* WORK REQUEST: Each line below that holds the word "programs" counts once. Say how many such lines there are, and no more.

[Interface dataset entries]
↓↓↓

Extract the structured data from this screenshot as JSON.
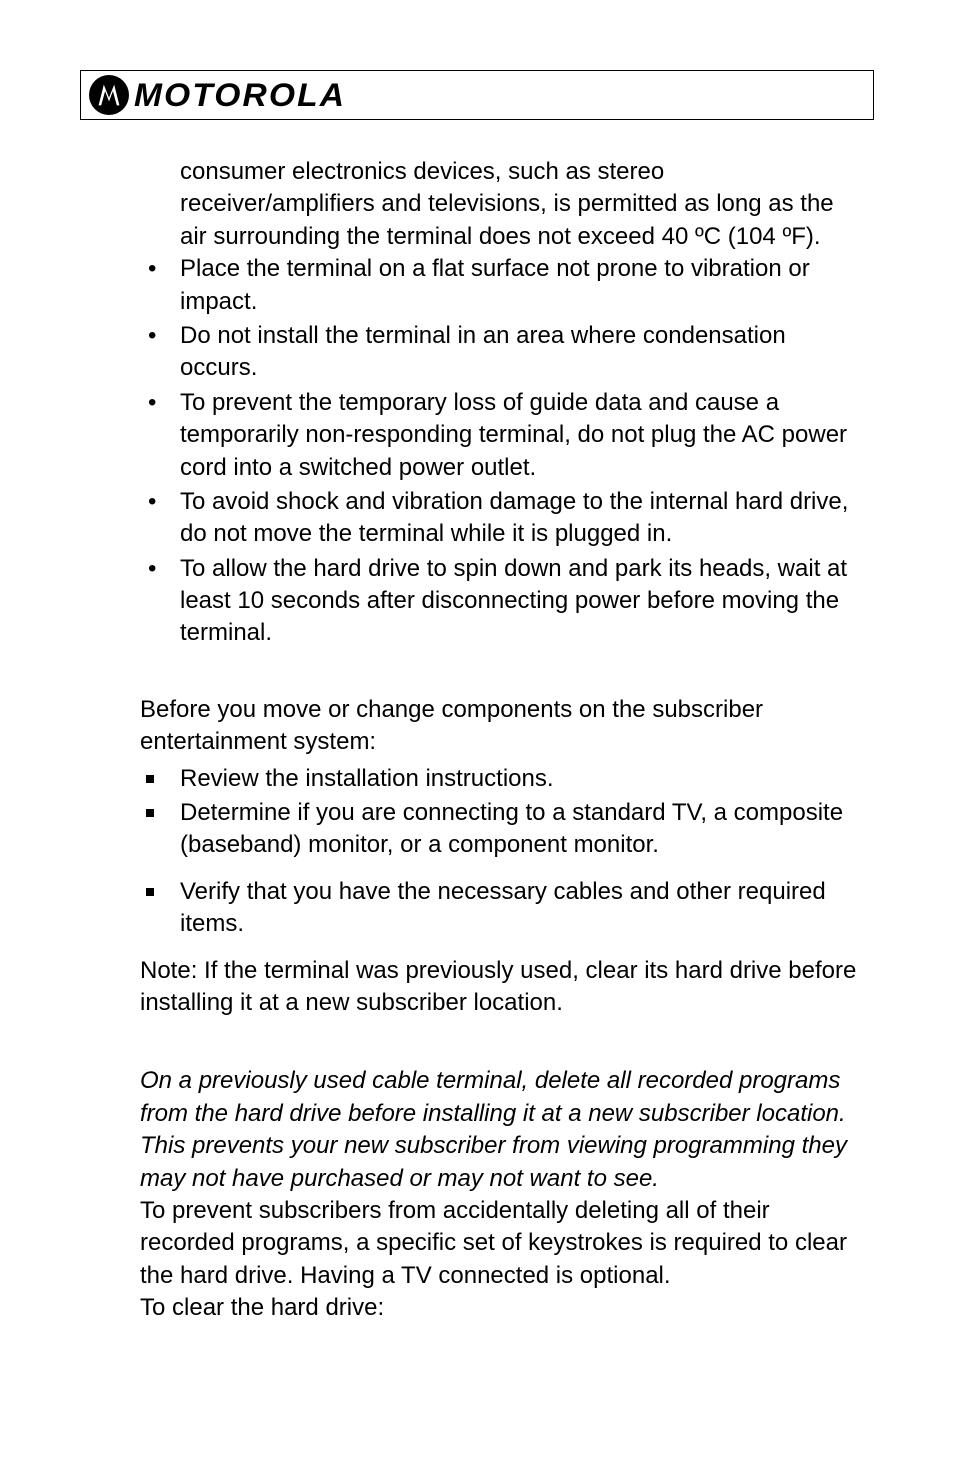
{
  "header": {
    "brand": "MOTOROLA",
    "logo_name": "motorola-logo-icon"
  },
  "body": {
    "continuation": "consumer electronics devices, such as stereo receiver/amplifiers and televisions, is permitted as long as the air surrounding the terminal does not exceed 40 ºC (104 ºF).",
    "bullets": [
      "Place the terminal on a flat surface not prone to vibration or impact.",
      "Do not install the terminal in an area where condensation occurs.",
      "To prevent the temporary loss of guide data and cause a temporarily non-responding terminal, do not plug the AC power cord into a switched power outlet.",
      "To avoid shock and vibration damage to the internal hard drive, do not move the terminal while it is plugged in.",
      "To allow the hard drive to spin down and park its heads, wait at least 10 seconds after disconnecting power before moving the terminal."
    ],
    "para_before_squares": "Before you move or change components on the subscriber entertainment system:",
    "squares": [
      "Review the installation instructions.",
      "Determine if you are connecting to a standard TV, a composite (baseband) monitor, or a component monitor.",
      "Verify that you have the necessary cables and other required items."
    ],
    "note": "Note: If the terminal was previously used, clear its hard drive before installing it at a new subscriber location.",
    "italic": "On a previously used cable terminal, delete all recorded programs from the hard drive before installing it at a new subscriber location. This prevents your new subscriber from viewing programming they may not have purchased or may not want to see.",
    "after_italic_1": "To prevent subscribers from accidentally deleting all of their recorded programs, a specific set of keystrokes is required to clear the hard drive. Having a TV connected is optional.",
    "after_italic_2": "To clear the hard drive:"
  }
}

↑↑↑

* WRITTEN REPLY: 2